BEGIN RECORD EXTRACTS

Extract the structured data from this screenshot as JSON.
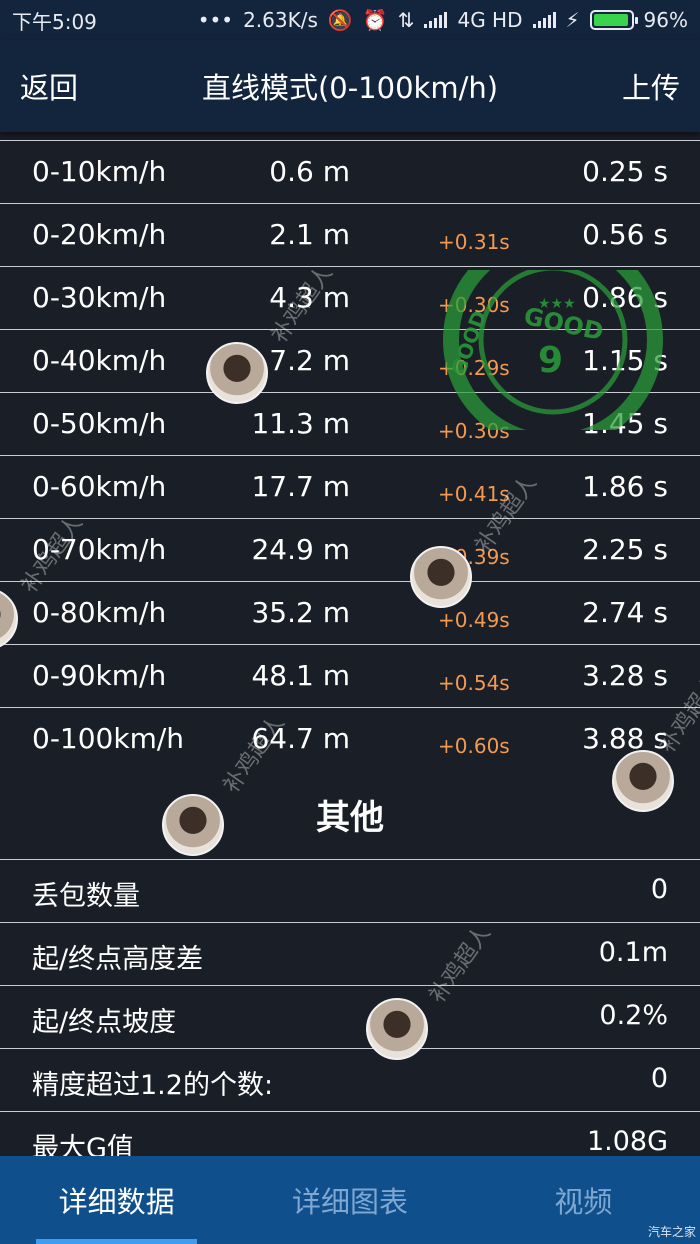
{
  "status_bar": {
    "time": "下午5:09",
    "network_speed": "2.63K/s",
    "network_type": "4G HD",
    "battery": "96%",
    "battery_level": 0.96
  },
  "nav": {
    "back_label": "返回",
    "title": "直线模式(0-100km/h)",
    "upload_label": "上传"
  },
  "speed_rows": [
    {
      "range": "0-10km/h",
      "distance": "0.6 m",
      "delta": "",
      "time": "0.25 s"
    },
    {
      "range": "0-20km/h",
      "distance": "2.1 m",
      "delta": "+0.31s",
      "time": "0.56 s"
    },
    {
      "range": "0-30km/h",
      "distance": "4.3 m",
      "delta": "+0.30s",
      "time": "0.86 s"
    },
    {
      "range": "0-40km/h",
      "distance": "7.2 m",
      "delta": "+0.29s",
      "time": "1.15 s"
    },
    {
      "range": "0-50km/h",
      "distance": "11.3 m",
      "delta": "+0.30s",
      "time": "1.45 s"
    },
    {
      "range": "0-60km/h",
      "distance": "17.7 m",
      "delta": "+0.41s",
      "time": "1.86 s"
    },
    {
      "range": "0-70km/h",
      "distance": "24.9 m",
      "delta": "+0.39s",
      "time": "2.25 s"
    },
    {
      "range": "0-80km/h",
      "distance": "35.2 m",
      "delta": "+0.49s",
      "time": "2.74 s"
    },
    {
      "range": "0-90km/h",
      "distance": "48.1 m",
      "delta": "+0.54s",
      "time": "3.28 s"
    },
    {
      "range": "0-100km/h",
      "distance": "64.7 m",
      "delta": "+0.60s",
      "time": "3.88 s"
    }
  ],
  "other": {
    "title": "其他",
    "rows": [
      {
        "label": "丢包数量",
        "value": "0"
      },
      {
        "label": "起/终点高度差",
        "value": "0.1m"
      },
      {
        "label": "起/终点坡度",
        "value": "0.2%"
      },
      {
        "label": "精度超过1.2的个数:",
        "value": "0"
      },
      {
        "label": "最大G值",
        "value": "1.08G"
      }
    ]
  },
  "tabs": [
    {
      "label": "详细数据",
      "active": true
    },
    {
      "label": "详细图表",
      "active": false
    },
    {
      "label": "视频",
      "active": false
    }
  ],
  "stamp": {
    "top_text": "GOOD",
    "number": "9",
    "side_text": "GOOD"
  },
  "watermark_text": "补鸡超人",
  "corner_mark": "汽车之家",
  "colors": {
    "background": "#1a1e26",
    "nav": "#13243d",
    "tabbar": "#0f4f8c",
    "delta": "#f29a52",
    "stamp": "#2a9d3a"
  }
}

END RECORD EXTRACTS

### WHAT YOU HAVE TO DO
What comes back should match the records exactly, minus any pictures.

### TASK RESPONSE
Extract the structured data from this screenshot as JSON.
{
  "status_bar": {
    "time": "下午5:09",
    "network_speed": "2.63K/s",
    "network_type": "4G HD",
    "battery": "96%",
    "battery_level": 0.96
  },
  "nav": {
    "back_label": "返回",
    "title": "直线模式(0-100km/h)",
    "upload_label": "上传"
  },
  "speed_rows": [
    {
      "range": "0-10km/h",
      "distance": "0.6 m",
      "delta": "",
      "time": "0.25 s"
    },
    {
      "range": "0-20km/h",
      "distance": "2.1 m",
      "delta": "+0.31s",
      "time": "0.56 s"
    },
    {
      "range": "0-30km/h",
      "distance": "4.3 m",
      "delta": "+0.30s",
      "time": "0.86 s"
    },
    {
      "range": "0-40km/h",
      "distance": "7.2 m",
      "delta": "+0.29s",
      "time": "1.15 s"
    },
    {
      "range": "0-50km/h",
      "distance": "11.3 m",
      "delta": "+0.30s",
      "time": "1.45 s"
    },
    {
      "range": "0-60km/h",
      "distance": "17.7 m",
      "delta": "+0.41s",
      "time": "1.86 s"
    },
    {
      "range": "0-70km/h",
      "distance": "24.9 m",
      "delta": "+0.39s",
      "time": "2.25 s"
    },
    {
      "range": "0-80km/h",
      "distance": "35.2 m",
      "delta": "+0.49s",
      "time": "2.74 s"
    },
    {
      "range": "0-90km/h",
      "distance": "48.1 m",
      "delta": "+0.54s",
      "time": "3.28 s"
    },
    {
      "range": "0-100km/h",
      "distance": "64.7 m",
      "delta": "+0.60s",
      "time": "3.88 s"
    }
  ],
  "other": {
    "title": "其他",
    "rows": [
      {
        "label": "丢包数量",
        "value": "0"
      },
      {
        "label": "起/终点高度差",
        "value": "0.1m"
      },
      {
        "label": "起/终点坡度",
        "value": "0.2%"
      },
      {
        "label": "精度超过1.2的个数:",
        "value": "0"
      },
      {
        "label": "最大G值",
        "value": "1.08G"
      }
    ]
  },
  "tabs": [
    {
      "label": "详细数据",
      "active": true
    },
    {
      "label": "详细图表",
      "active": false
    },
    {
      "label": "视频",
      "active": false
    }
  ],
  "stamp": {
    "top_text": "GOOD",
    "number": "9",
    "side_text": "GOOD"
  },
  "watermark_text": "补鸡超人",
  "corner_mark": "汽车之家",
  "colors": {
    "background": "#1a1e26",
    "nav": "#13243d",
    "tabbar": "#0f4f8c",
    "delta": "#f29a52",
    "stamp": "#2a9d3a"
  }
}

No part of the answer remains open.